Over the years, this kind of listening has evolved into something more than a survival mechanism. I have come to think of it as a kind of intuition. A devotion to my body. I am in continuous conversation with her. There are subtleties, nuances, secret messages contained in an aching hip, a shaky hand, a wild thirst. It is like ritual to turn inward and "hear" what my body has to say. Mountains, rivers, and rocks are echoed within this awareness, lending me strength, weaving their songs into those of a blood sugar of 50. The beat of a drum, the screech of a hawk, a coyote's howl become part of my recovery from neuropathy. 

By my mid 20's, I began to understand that this deep knowing could transform into a healing response. I sought out a Reiki teacher and learned how to use my hands to channel Qi and restore some balance after a stressful series of high sugars or the discomfort caused by gastroparesis. Often times, if I'm not quite sure what is going on in my body (even after checking my sugar levels) I will lay my hands over the area where I am feeling the worst and just allow Reiki energy to flow. I am amazed every time when an "answer" comes in those moments of quiet receiving. 
The body is a multilingual being. It speaks through its color and its temperature, the flush of recognition, the glow of love, the ash of pain, the heat of arousal, the coldness of nonconviction. It speaks through the constant tiny dance, sometimes swaying, sometimes a-jitter, sometimes trembling. It speaks through the leaping of the heart, the falling of the spirit, the pit at the center, and rising hope. (Clarissa Pinkola Estes, Women Who Run With the Wolves)
This ability to read and respond to what my body needs developed from survival. It has kept me alive again and again. It has brought me to an awareness of a beauty and power that reside within me, not in spite of, but because of my diabetes.
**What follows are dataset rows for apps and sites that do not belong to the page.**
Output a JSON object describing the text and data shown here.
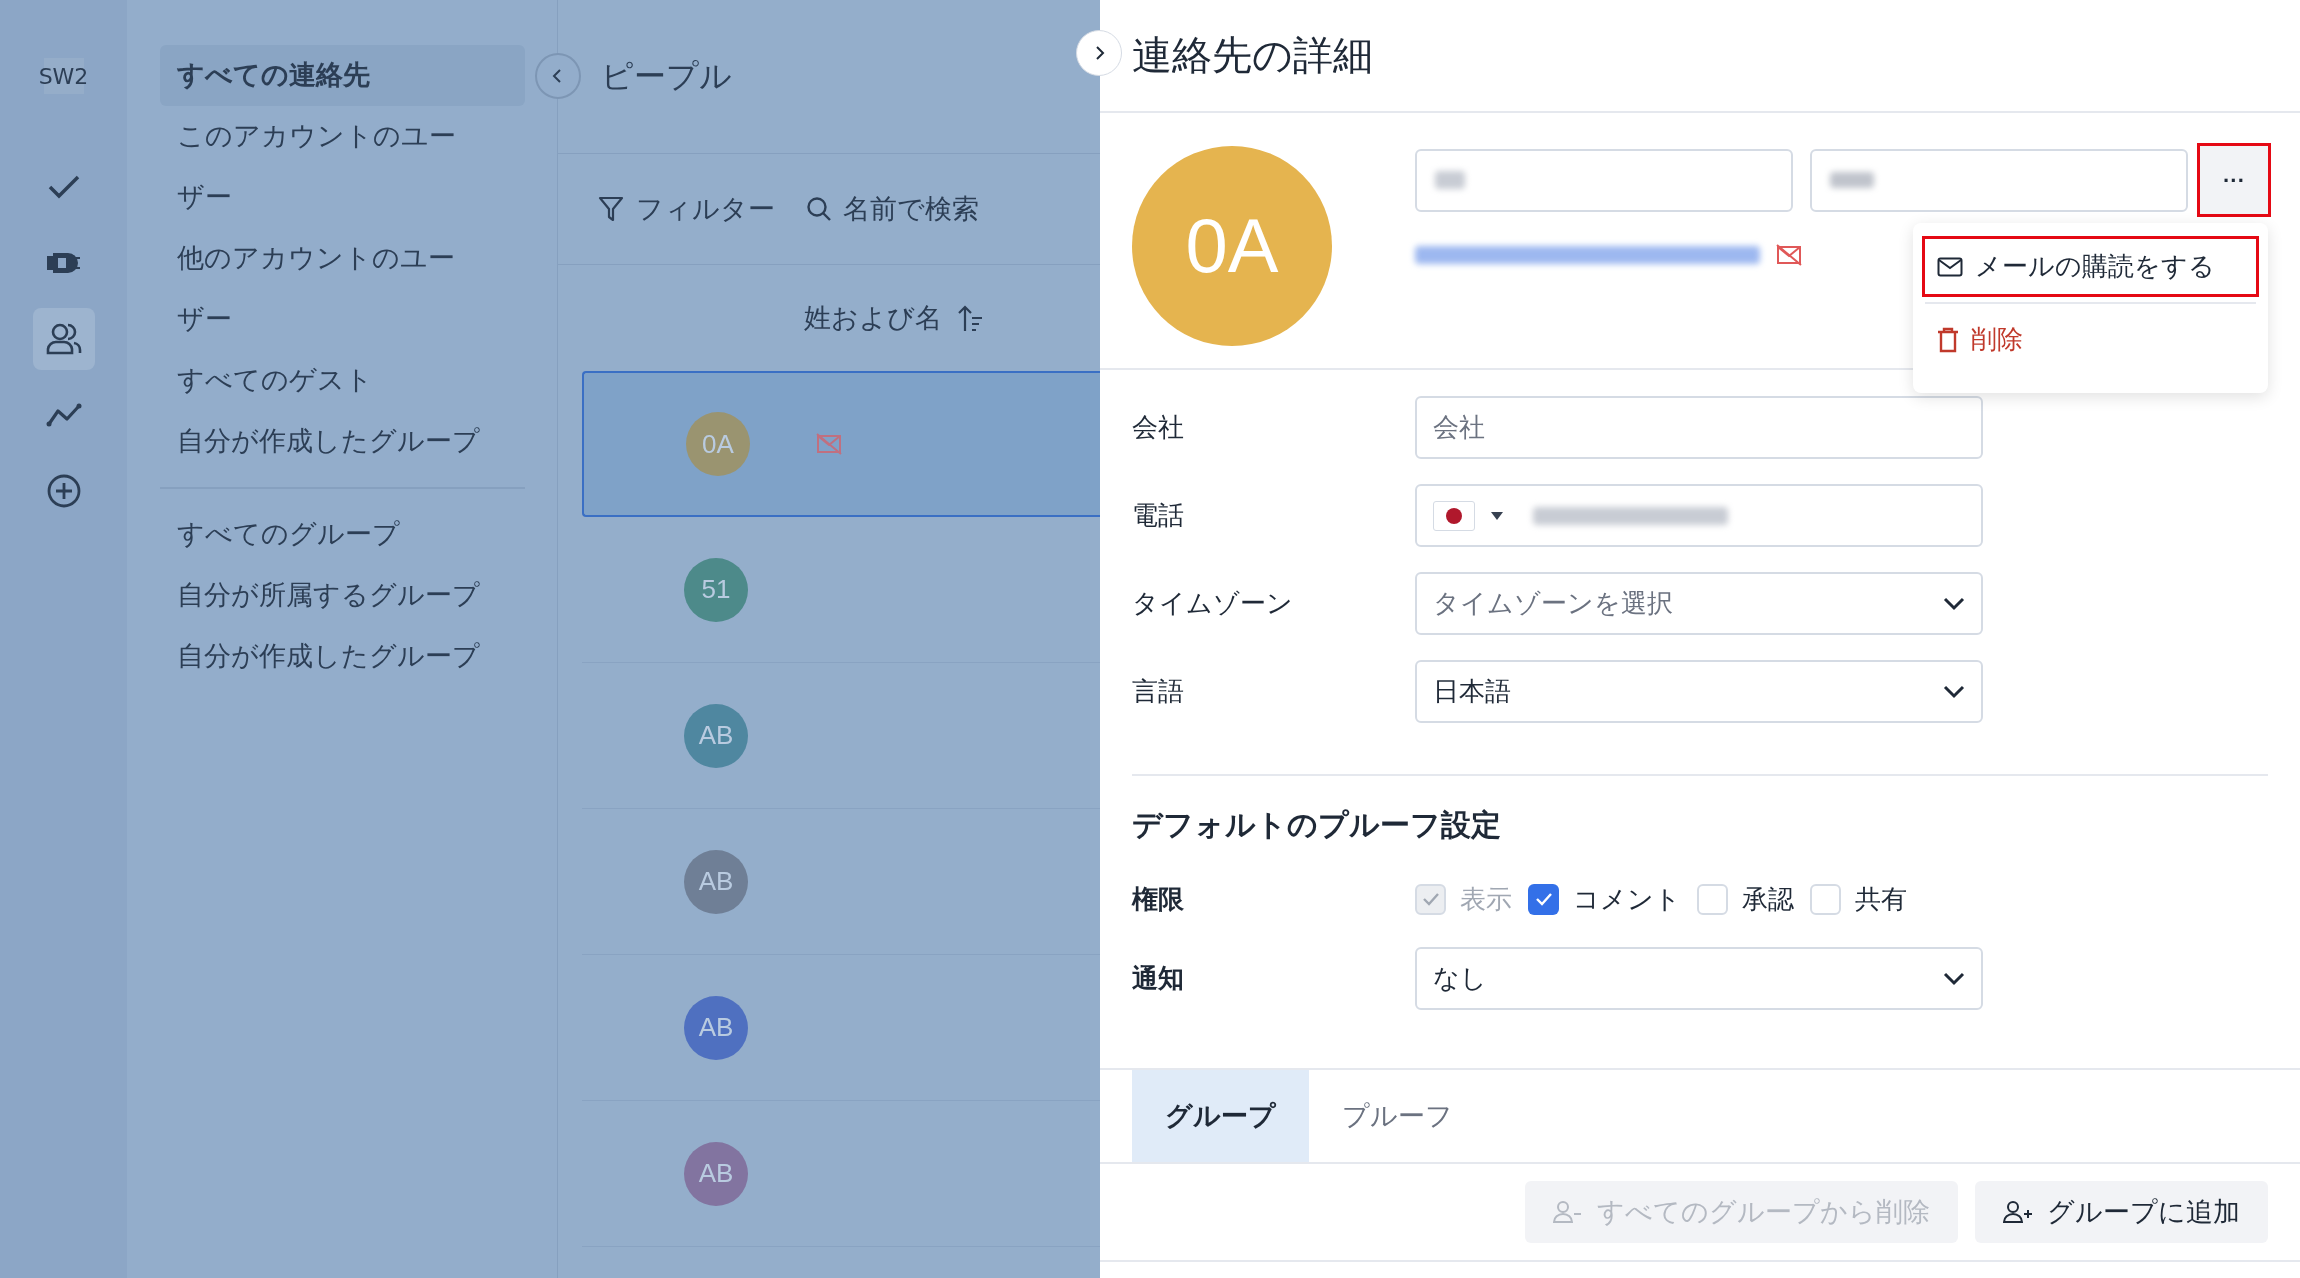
{
  "rail": {
    "logo": "SW2",
    "items": [
      {
        "kind": "check",
        "selected": false
      },
      {
        "kind": "plug",
        "selected": false
      },
      {
        "kind": "people",
        "selected": true
      },
      {
        "kind": "trend",
        "selected": false
      },
      {
        "kind": "add",
        "selected": false
      }
    ]
  },
  "sidebar": {
    "sections": [
      {
        "items": [
          {
            "label": "すべての連絡先",
            "selected": true
          },
          {
            "label": "このアカウントのユーザー",
            "selected": false
          },
          {
            "label": "他のアカウントのユーザー",
            "selected": false
          },
          {
            "label": "すべてのゲスト",
            "selected": false
          },
          {
            "label": "自分が作成したグループ",
            "selected": false
          }
        ]
      },
      {
        "items": [
          {
            "label": "すべてのグループ",
            "selected": false
          },
          {
            "label": "自分が所属するグループ",
            "selected": false
          },
          {
            "label": "自分が作成したグループ",
            "selected": false
          }
        ]
      }
    ]
  },
  "people": {
    "title": "ピープル",
    "filter": "フィルター",
    "search": {
      "placeholder": "名前で検索"
    },
    "column": "姓および名",
    "rows": [
      {
        "initials": "0A",
        "color": "#9a9470",
        "selected": true,
        "mail_off": true
      },
      {
        "initials": "51",
        "color": "#4d8a8a",
        "selected": false,
        "mail_off": false
      },
      {
        "initials": "AB",
        "color": "#4f87a0",
        "selected": false,
        "mail_off": false
      },
      {
        "initials": "AB",
        "color": "#6f7f96",
        "selected": false,
        "mail_off": false
      },
      {
        "initials": "AB",
        "color": "#4f70c0",
        "selected": false,
        "mail_off": false
      },
      {
        "initials": "AB",
        "color": "#8274a0",
        "selected": false,
        "mail_off": false
      }
    ]
  },
  "detail": {
    "title": "連絡先の詳細",
    "avatar": {
      "initials": "0A",
      "color": "#e5b44f"
    },
    "more": {
      "label": "···",
      "outlined": true
    },
    "menu": [
      {
        "kind": "mail",
        "label": "メールの購読をする",
        "outlined": true
      },
      {
        "kind": "delete",
        "label": "削除",
        "outlined": false
      }
    ],
    "fields": [
      {
        "kind": "text",
        "label": "会社",
        "placeholder": "会社"
      },
      {
        "kind": "phone",
        "label": "電話"
      },
      {
        "kind": "select",
        "label": "タイムゾーン",
        "placeholder": "タイムゾーンを選択"
      },
      {
        "kind": "select",
        "label": "言語",
        "value": "日本語"
      }
    ],
    "proof": {
      "heading": "デフォルトのプルーフ設定",
      "permissions_label": "権限",
      "permissions": [
        {
          "label": "表示",
          "checked": true,
          "disabled": true
        },
        {
          "label": "コメント",
          "checked": true,
          "disabled": false
        },
        {
          "label": "承認",
          "checked": false,
          "disabled": false
        },
        {
          "label": "共有",
          "checked": false,
          "disabled": false
        }
      ],
      "notify_label": "通知",
      "notify_value": "なし"
    },
    "tabs": [
      {
        "label": "グループ",
        "selected": true
      },
      {
        "label": "プルーフ",
        "selected": false
      }
    ],
    "buttons": [
      {
        "kind": "remove",
        "label": "すべてのグループから削除",
        "disabled": true
      },
      {
        "kind": "add",
        "label": "グループに追加",
        "disabled": false
      }
    ]
  }
}
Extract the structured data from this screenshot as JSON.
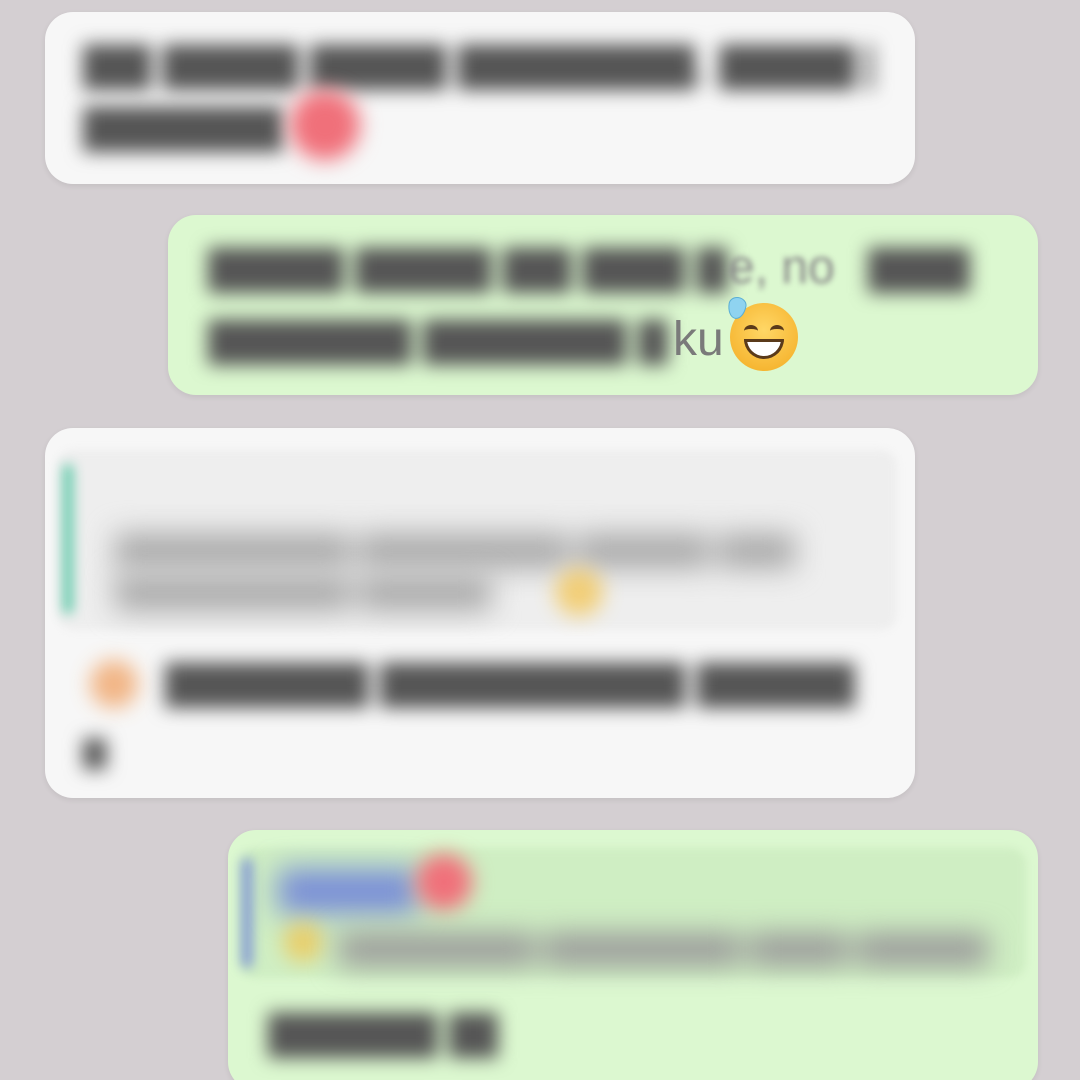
{
  "chat": {
    "messages": [
      {
        "direction": "incoming",
        "text_line1": "",
        "text_line2": "",
        "time": ""
      },
      {
        "direction": "outgoing",
        "text_line1_visible": "e, no",
        "text_line2_visible": "ku",
        "emoji": "sweat-smile",
        "time": ""
      },
      {
        "direction": "incoming",
        "quoted_name": "",
        "quoted_text": "",
        "text": "",
        "time": ""
      },
      {
        "direction": "outgoing",
        "quoted_name": "",
        "quoted_text": "",
        "text": "",
        "time": ""
      }
    ]
  },
  "colors": {
    "background": "#d4cfd2",
    "incoming_bubble": "#f7f7f7",
    "outgoing_bubble": "#dcf8d0",
    "quote_bar_green": "#5ec9a8",
    "quote_bar_blue": "#7a8fd6"
  }
}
How can I do anything but honor this gift, hold it as sacred?

[This post is part of the 3rd Annual D-Blog Week coordinated by Karen at Bitter-Sweet. Over 200 hundred people in the diabetes online community have signed up to blog about their life with diabetes. Be sure to check out the stories being shared each day. I am on a strange schedule this week which means I may be in and out of the daily prompts. Thank you so much for visiting my blog! Wildest Blessings.]


  1. thank you thank you thank you
    a beautiful post indeed
    you are a gorgeous creature Angela
    we can all learn something from your story
    thank you for sharing it

    love and light

  2. This is such a powerful post! And what a gift it has turned out to be - to be so intuitive about your body. Powerful wisdom here.

    I have learned to read my body's signs through my own health issues, and although it felt like a curse at first, I most certainly see it as a gift now. To really feel yourself, to know your body that deeply, I think is rare.

    p.s. your tattoo rocks!!

  3. Just realized I hadn't heard from you in a while... wanted to pop in and say "hey". :) Hope you're doing well!

  4. Diabetes is a progressive disease. This disease progress slowly. If you want the best treatment for this disease then you should visit this link-Diabetes treatment